> **Directions for this task**:
For each line in the data below that has the word "Customer", copy that line.

++++++++++

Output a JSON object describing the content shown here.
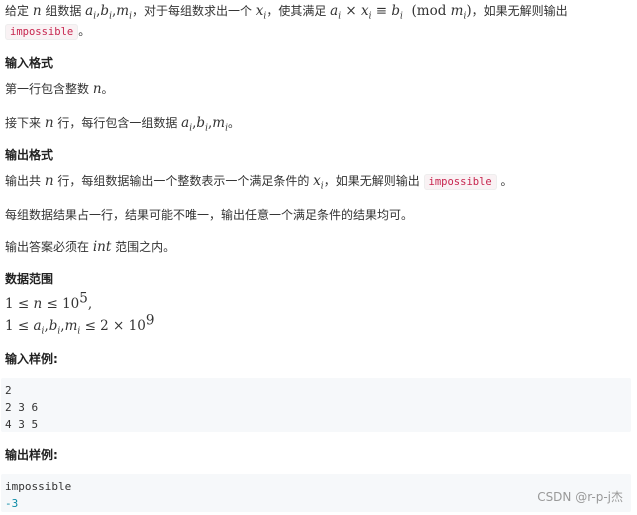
{
  "intro": {
    "t1": "给定 ",
    "v_n": "n",
    "t2": " 组数据 ",
    "v_abm": "a",
    "t3": "，对于每组数求出一个 ",
    "v_x": "x",
    "t4": "，使其满足 ",
    "eq_mod": "mod",
    "t5": "，如果无解则输出",
    "impossible_tag": "impossible",
    "end": "。"
  },
  "input_format": {
    "heading": "输入格式",
    "line1_a": "第一行包含整数 ",
    "line1_var": "n",
    "line1_end": "。",
    "line2_a": "接下来 ",
    "line2_var": "n",
    "line2_b": " 行，每行包含一组数据 ",
    "line2_end": "。"
  },
  "output_format": {
    "heading": "输出格式",
    "line1_a": "输出共 ",
    "line1_var": "n",
    "line1_b": " 行，每组数据输出一个整数表示一个满足条件的 ",
    "line1_c": "，如果无解则输出 ",
    "impossible_tag": "impossible",
    "line1_end": " 。",
    "line2": "每组数据结果占一行，结果可能不唯一，输出任意一个满足条件的结果均可。",
    "line3_a": "输出答案必须在 ",
    "line3_var": "int",
    "line3_b": " 范围之内。"
  },
  "data_range": {
    "heading": "数据范围"
  },
  "sample_input": {
    "heading": "输入样例:",
    "lines": [
      "2",
      "2 3 6",
      "4 3 5"
    ]
  },
  "sample_output": {
    "heading": "输出样例:",
    "lines": [
      "impossible",
      "-3"
    ]
  },
  "watermark": "CSDN @r-p-j杰"
}
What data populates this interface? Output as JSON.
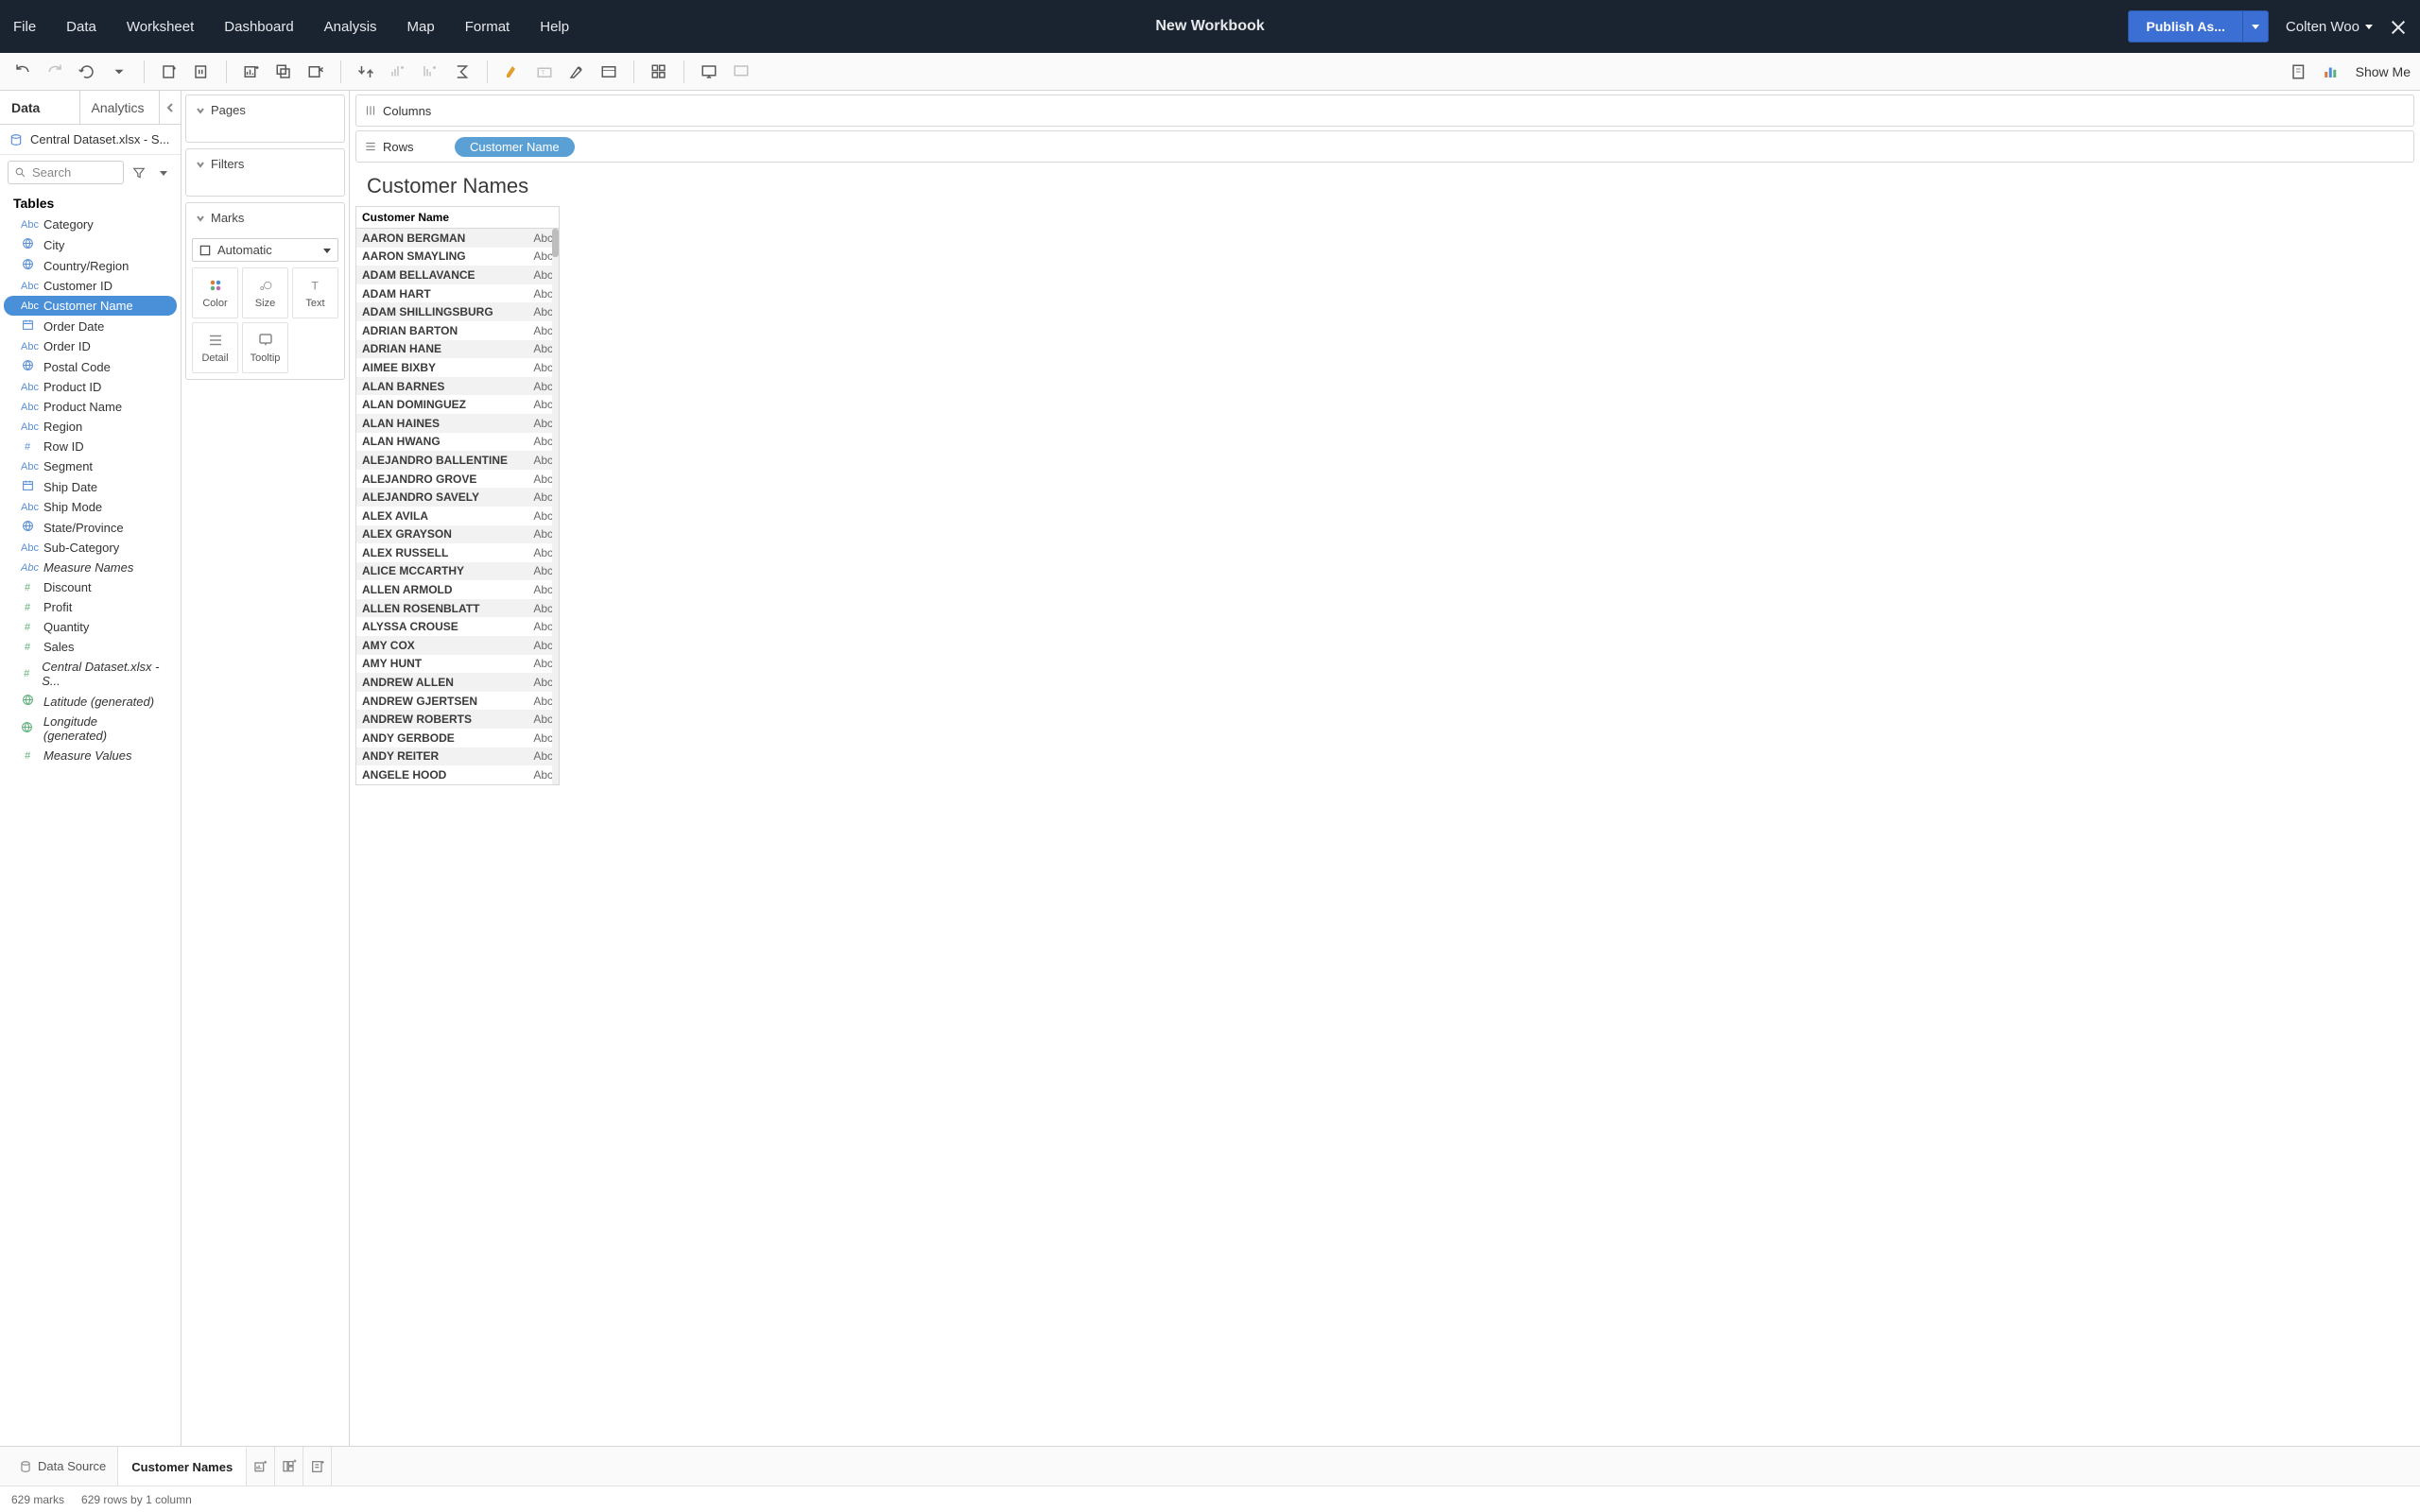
{
  "menubar": {
    "title": "New Workbook",
    "items": [
      "File",
      "Data",
      "Worksheet",
      "Dashboard",
      "Analysis",
      "Map",
      "Format",
      "Help"
    ],
    "publish_label": "Publish As...",
    "user": "Colten Woo"
  },
  "toolbar": {
    "showme_label": "Show Me"
  },
  "datapane": {
    "tab_data": "Data",
    "tab_analytics": "Analytics",
    "datasource": "Central Dataset.xlsx - S...",
    "search_placeholder": "Search",
    "tables_label": "Tables",
    "fields": [
      {
        "icon": "abc",
        "label": "Category"
      },
      {
        "icon": "globe",
        "label": "City"
      },
      {
        "icon": "globe",
        "label": "Country/Region"
      },
      {
        "icon": "abc",
        "label": "Customer ID"
      },
      {
        "icon": "abc",
        "label": "Customer Name",
        "selected": true
      },
      {
        "icon": "date",
        "label": "Order Date"
      },
      {
        "icon": "abc",
        "label": "Order ID"
      },
      {
        "icon": "globe",
        "label": "Postal Code"
      },
      {
        "icon": "abc",
        "label": "Product ID"
      },
      {
        "icon": "abc",
        "label": "Product Name"
      },
      {
        "icon": "abc",
        "label": "Region"
      },
      {
        "icon": "hash",
        "label": "Row ID"
      },
      {
        "icon": "abc",
        "label": "Segment"
      },
      {
        "icon": "date",
        "label": "Ship Date"
      },
      {
        "icon": "abc",
        "label": "Ship Mode"
      },
      {
        "icon": "globe",
        "label": "State/Province"
      },
      {
        "icon": "abc",
        "label": "Sub-Category"
      },
      {
        "icon": "abc",
        "label": "Measure Names",
        "italic": true
      },
      {
        "icon": "hash-m",
        "label": "Discount"
      },
      {
        "icon": "hash-m",
        "label": "Profit"
      },
      {
        "icon": "hash-m",
        "label": "Quantity"
      },
      {
        "icon": "hash-m",
        "label": "Sales"
      },
      {
        "icon": "hash-m",
        "label": "Central Dataset.xlsx - S...",
        "italic": true
      },
      {
        "icon": "globe-m",
        "label": "Latitude (generated)",
        "italic": true
      },
      {
        "icon": "globe-m",
        "label": "Longitude (generated)",
        "italic": true
      },
      {
        "icon": "hash-m",
        "label": "Measure Values",
        "italic": true
      }
    ]
  },
  "shelves": {
    "pages": "Pages",
    "filters": "Filters",
    "marks": "Marks",
    "marks_type": "Automatic",
    "cells": [
      "Color",
      "Size",
      "Text",
      "Detail",
      "Tooltip"
    ]
  },
  "viz": {
    "columns_label": "Columns",
    "rows_label": "Rows",
    "row_pill": "Customer Name",
    "sheet_title": "Customer Names",
    "column_header": "Customer Name",
    "abc": "Abc",
    "names": [
      "AARON BERGMAN",
      "AARON SMAYLING",
      "ADAM BELLAVANCE",
      "ADAM HART",
      "ADAM SHILLINGSBURG",
      "ADRIAN BARTON",
      "ADRIAN HANE",
      "AIMEE BIXBY",
      "ALAN BARNES",
      "ALAN DOMINGUEZ",
      "ALAN HAINES",
      "ALAN HWANG",
      "ALEJANDRO BALLENTINE",
      "ALEJANDRO GROVE",
      "ALEJANDRO SAVELY",
      "ALEX AVILA",
      "ALEX GRAYSON",
      "ALEX RUSSELL",
      "ALICE MCCARTHY",
      "ALLEN ARMOLD",
      "ALLEN ROSENBLATT",
      "ALYSSA CROUSE",
      "AMY COX",
      "AMY HUNT",
      "ANDREW ALLEN",
      "ANDREW GJERTSEN",
      "ANDREW ROBERTS",
      "ANDY GERBODE",
      "ANDY REITER",
      "ANGELE HOOD"
    ]
  },
  "tabstrip": {
    "datasource_label": "Data Source",
    "sheet_label": "Customer Names"
  },
  "status": {
    "marks": "629 marks",
    "detail": "629 rows by 1 column"
  }
}
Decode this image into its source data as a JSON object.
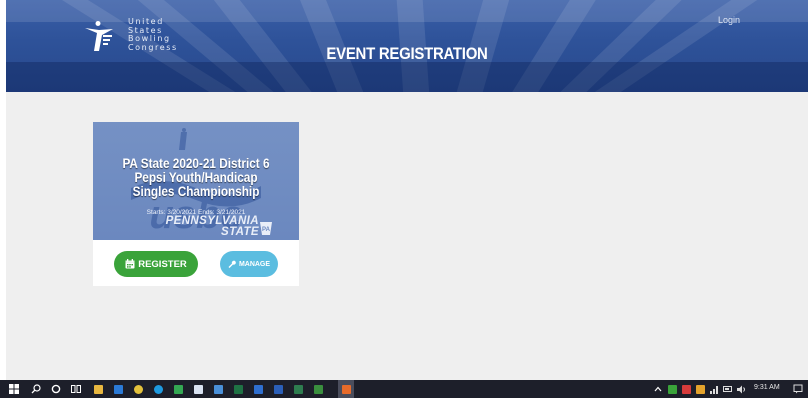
{
  "header": {
    "logo_lines": [
      "United",
      "States",
      "Bowling",
      "Congress"
    ],
    "title": "EVENT REGISTRATION",
    "login_label": "Login"
  },
  "event_card": {
    "title": "PA State 2020-21 District 6 Pepsi Youth/Handicap Singles Championship",
    "dates": "Starts: 3/20/2021  Ends: 3/21/2021",
    "state_line1": "PENNSYLVANIA",
    "state_line2": "STATE",
    "register_label": "REGISTER",
    "manage_label": "MANAGE",
    "colors": {
      "register": "#3aa33a",
      "manage": "#5bbde0",
      "banner": "#2e5299"
    }
  },
  "taskbar": {
    "apps": [
      "start-icon",
      "search-icon",
      "cortana-icon",
      "task-view-icon",
      "file-explorer-icon",
      "edge-icon",
      "chrome-icon",
      "store-icon",
      "excel-icon",
      "word-icon",
      "photos-icon",
      "mail-icon",
      "app-icon",
      "app-icon",
      "app-icon"
    ],
    "time": "9:31 AM"
  }
}
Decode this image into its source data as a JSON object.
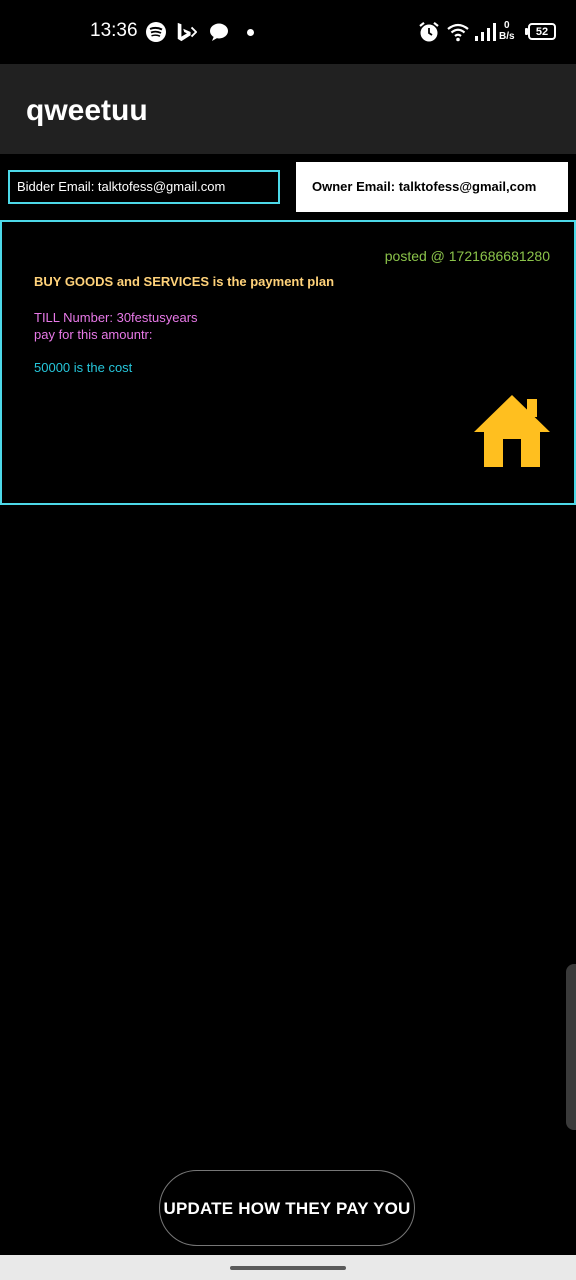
{
  "status_bar": {
    "time": "13:36",
    "net_speed_value": "0",
    "net_speed_unit": "B/s",
    "battery": "52",
    "icons": [
      "spotify-icon",
      "bing-icon",
      "chat-icon",
      "alarm-icon",
      "wifi-icon",
      "signal-icon"
    ]
  },
  "app_bar": {
    "title": "qweetuu"
  },
  "emails": {
    "bidder": "Bidder Email: talktofess@gmail.com",
    "owner": "Owner Email: talktofess@gmail,com"
  },
  "card": {
    "posted": "posted @ 1721686681280",
    "plan": "BUY GOODS and SERVICES is the payment plan",
    "till_line1": "TILL Number: 30festusyears",
    "till_line2": "pay for this amountr:",
    "cost": "50000 is the cost",
    "icon": "home-icon",
    "accent_border": "#4dd9e8",
    "icon_color": "#ffbf1f"
  },
  "update_button": {
    "label": "UPDATE HOW THEY PAY YOU"
  }
}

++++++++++

> **Answer below**:
        "label": "Customer ID"
        "label": "Customer Name",
    "row_pill": "Customer Name",
    "sheet_title": "Customer Names",
    "column_header": "Customer Name",
    "sheet_label": "Customer Names"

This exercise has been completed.